Picard and friends may have set off in La Sirena for points unknown, but they weren’t the only downed vessel on Coppelius. The former Borg Cube now known as the Artifact was part of the same space flower attack that snatched Rios’ ship from the sky. Seven seemed to be getting many of the Artifact’s systems back online before the big battle against the Romulans, but, when the season finale ends, it’s unclear what shape the Artifact actually is—or who is in charge of it. Seven and Elnor were seemingly leading the efforts to clean up the Cube and get it back in business after its crash onto Coppelius. Before that, Hugh (R.I.P.) seemed the main leader of the Ex-Bs. With Hugh gone and Seven and Elnor part of Picard’s fam, what does the present and future look like for the Ex-Bs?
– Kayti Burt
What will happen to the Synths on Coppelius?
Similarly, La Sirena’s quick exit from Coppelius following Picard’s, um, recovery, also left the fate of Synthville unclear. The Federation may have lifted at least some level of the ban on synthetic life (Soji and Picard are allowed to travel freely), but it’s unclear what kinds of opportunities or ambitions the synths on Coppelius, and Dr. Soong, have for their community moving forward—or if, now that they are no longer hidden, they are entirely safe on Coppelius.
What happened to Sutra?
Last time we saw the synth leader who was staging a light revolution, Dr. Soong had turned her off with the push of a button (I have so many questions about the hierarchy in place in Synthville). She killed Saga. She let Narek go. She lied to her friends and family. What kinds of repercussions does she face, both from her community and, perhaps, from a broader authority. (Coppelius does seem to be under Federation control now, in some way.)
Will the Synths and Ex-Bs join forces?
Maybe Star Trek: Picard will leave Coppelius and never come back, but, should they return, it could be interesting to see the Synths and the Ex-Bs forming some kind of community together. They are different in so many ways, but they also share some things in common, most especially the valid fear that comes with being a discriminated against “other” and the home they now share.

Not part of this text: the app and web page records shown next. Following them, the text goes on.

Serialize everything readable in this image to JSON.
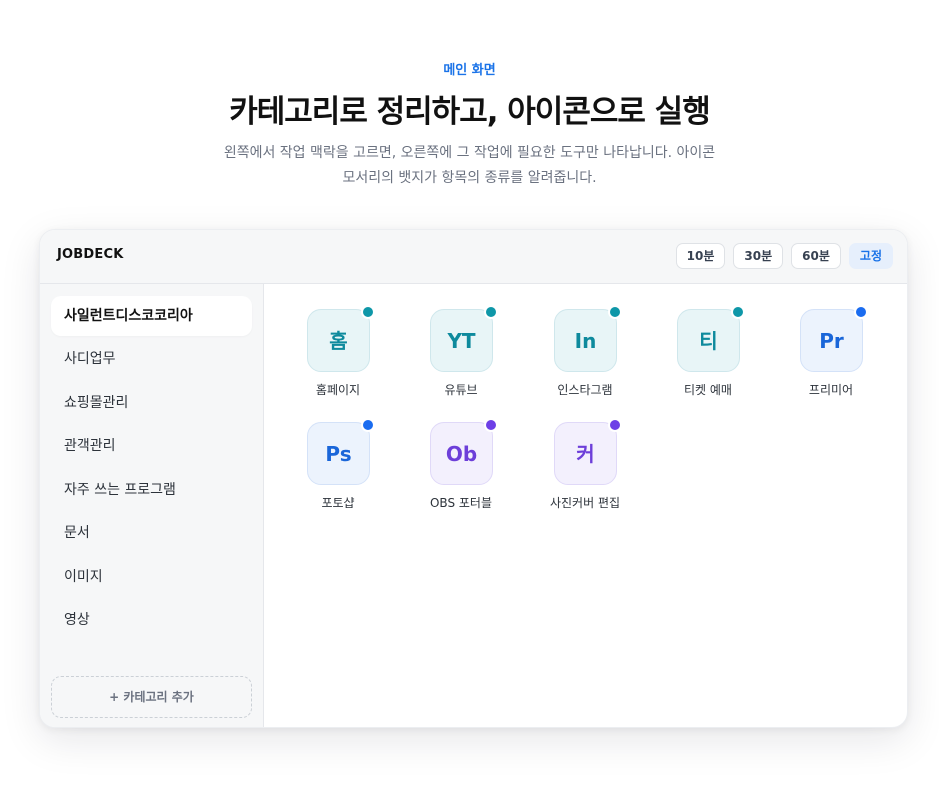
{
  "hero": {
    "eyebrow": "메인 화면",
    "title": "카테고리로 정리하고, 아이콘으로 실행",
    "description_line1": "왼쪽에서 작업 맥락을 고르면, 오른쪽에 그 작업에 필요한 도구만 나타납니다. 아이콘",
    "description_line2": "모서리의 뱃지가 항목의 종류를 알려줍니다."
  },
  "app": {
    "brand": "JOBDECK",
    "timers": [
      "10분",
      "30분",
      "60분",
      "고정"
    ],
    "active_timer": "고정",
    "categories": [
      "사일런트디스코코리아",
      "사디업무",
      "쇼핑몰관리",
      "관객관리",
      "자주 쓰는 프로그램",
      "문서",
      "이미지",
      "영상"
    ],
    "active_category": "사일런트디스코코리아",
    "add_category_label": "+ 카테고리 추가",
    "tools": [
      {
        "glyph": "홈",
        "label": "홈페이지",
        "badge_color": "#0e97a8"
      },
      {
        "glyph": "YT",
        "label": "유튜브",
        "badge_color": "#0e97a8"
      },
      {
        "glyph": "In",
        "label": "인스타그램",
        "badge_color": "#0e97a8"
      },
      {
        "glyph": "티",
        "label": "티켓 예매",
        "badge_color": "#0e97a8"
      },
      {
        "glyph": "Pr",
        "label": "프리미어",
        "badge_color": "#1a6cf0"
      },
      {
        "glyph": "Ps",
        "label": "포토샵",
        "badge_color": "#1a6cf0"
      },
      {
        "glyph": "Ob",
        "label": "OBS 포터블",
        "badge_color": "#6d3fe6"
      },
      {
        "glyph": "커",
        "label": "사진커버 편집",
        "badge_color": "#6d3fe6"
      }
    ]
  }
}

Will we see Riker, Troi or any of our other Next Generation favorites again?
Will Riker’s miraculous save-the-day appearance at the end of the finale certainly indicates that Picard isn’t above pulling our faves out of narrative storage as the need or opportunity arises, so here’s hoping. (Also, if we don’t see the Rikers’ incredible daughter Kestra again, we riot.)

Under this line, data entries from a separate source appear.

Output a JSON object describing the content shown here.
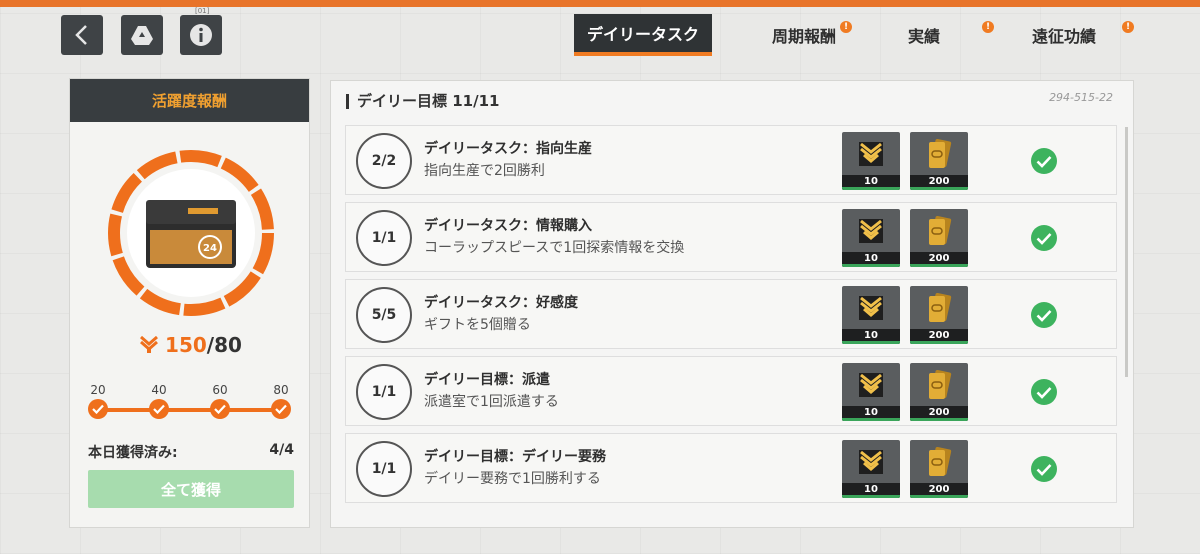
{
  "nav": {
    "info_badge": "[01]"
  },
  "tabs": [
    {
      "label": "デイリータスク",
      "active": true,
      "alert": false
    },
    {
      "label": "周期報酬",
      "active": false,
      "alert": true
    },
    {
      "label": "実績",
      "active": false,
      "alert": true
    },
    {
      "label": "遠征功績",
      "active": false,
      "alert": true
    }
  ],
  "alert_mark": "!",
  "left": {
    "title": "活躍度報酬",
    "chest_number": "24",
    "score_current": "150",
    "score_separator": "/",
    "score_target": "80",
    "milestones": [
      "20",
      "40",
      "60",
      "80"
    ],
    "claimed_label": "本日獲得済み:",
    "claimed_value": "4/4",
    "claim_button": "全て獲得",
    "ring_progress": 1.0
  },
  "right": {
    "title": "デイリー目標 11/11",
    "code": "294-515-22",
    "tasks": [
      {
        "progress": "2/2",
        "title": "デイリータスク：指向生産",
        "desc": "指向生産で2回勝利",
        "reward1": "10",
        "reward2": "200"
      },
      {
        "progress": "1/1",
        "title": "デイリータスク：情報購入",
        "desc": "コーラップスピースで1回探索情報を交換",
        "reward1": "10",
        "reward2": "200"
      },
      {
        "progress": "5/5",
        "title": "デイリータスク：好感度",
        "desc": "ギフトを5個贈る",
        "reward1": "10",
        "reward2": "200"
      },
      {
        "progress": "1/1",
        "title": "デイリー目標：派遣",
        "desc": "派遣室で1回派遣する",
        "reward1": "10",
        "reward2": "200"
      },
      {
        "progress": "1/1",
        "title": "デイリー目標：デイリー要務",
        "desc": "デイリー要務で1回勝利する",
        "reward1": "10",
        "reward2": "200"
      }
    ]
  },
  "colors": {
    "accent": "#ef6f1c",
    "dark": "#383d40",
    "success": "#3db35e",
    "claim_button": "#a7dcae"
  },
  "icons": {
    "back": "chevron-left-icon",
    "drive": "triangle-logo-icon",
    "info": "info-icon",
    "activity": "chevron-stack-icon",
    "check": "check-icon",
    "reward_gold": "gold-bar-icon"
  }
}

How’s the vineyard doing?
Guys. Picard has been away from Chateau Picard for days at least (how much time does pass in Picard Season 1?). He left his home in the seemingly competent hands of Laris and Zhaban in “Maps and Legends,” but he hasn’t checked in since! How are the grapes?
Who is taking care of Number One?!

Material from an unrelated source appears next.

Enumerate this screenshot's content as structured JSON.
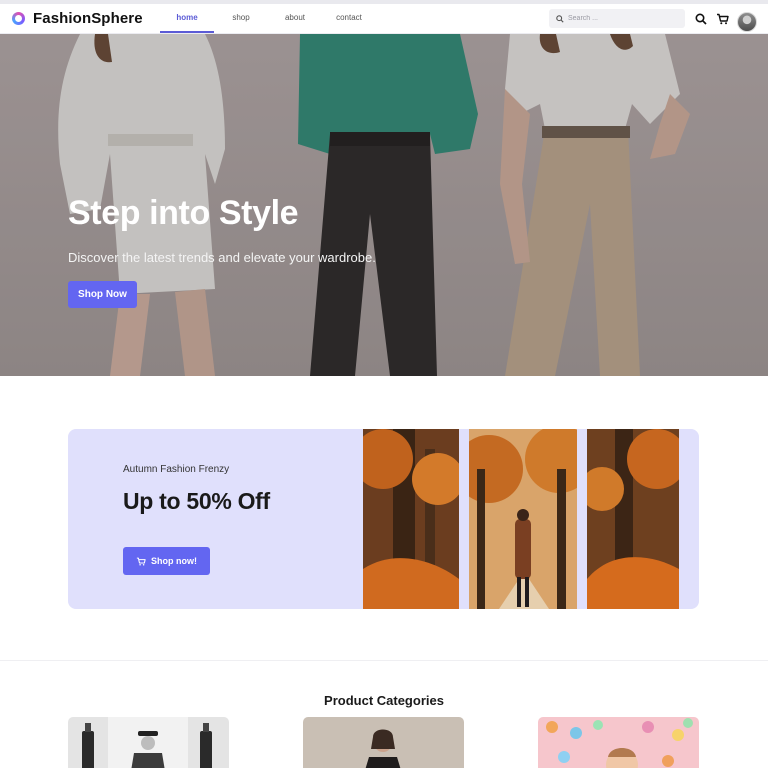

While we’re thinking about how things are going back at Chateau Picard, it seems worth mentioning that we haven’t gotten a proper pupdate on Picard’s dog in a while. When last we saw Number One, he was safely ensconced at home with Laris and Zhaban, Star Trek: Picard’s answer to Downton Abbey’s Bates and Mrs. Hughes. But is he being properly looked after? Is he getting all his walks in? These are the things we need to know.
And, more importantly, does Picard’s decision to jaunt off around the universe with his new ragtag found family mean he’s leaving his best friend behind? Can we at least get some sort of intergalactic Facetime session next season, before Soji decides to clone Picard a new four-legged friend?
What questions do you still have about the Star Trek: Picard Season 1 finale? Let us know in the comments below.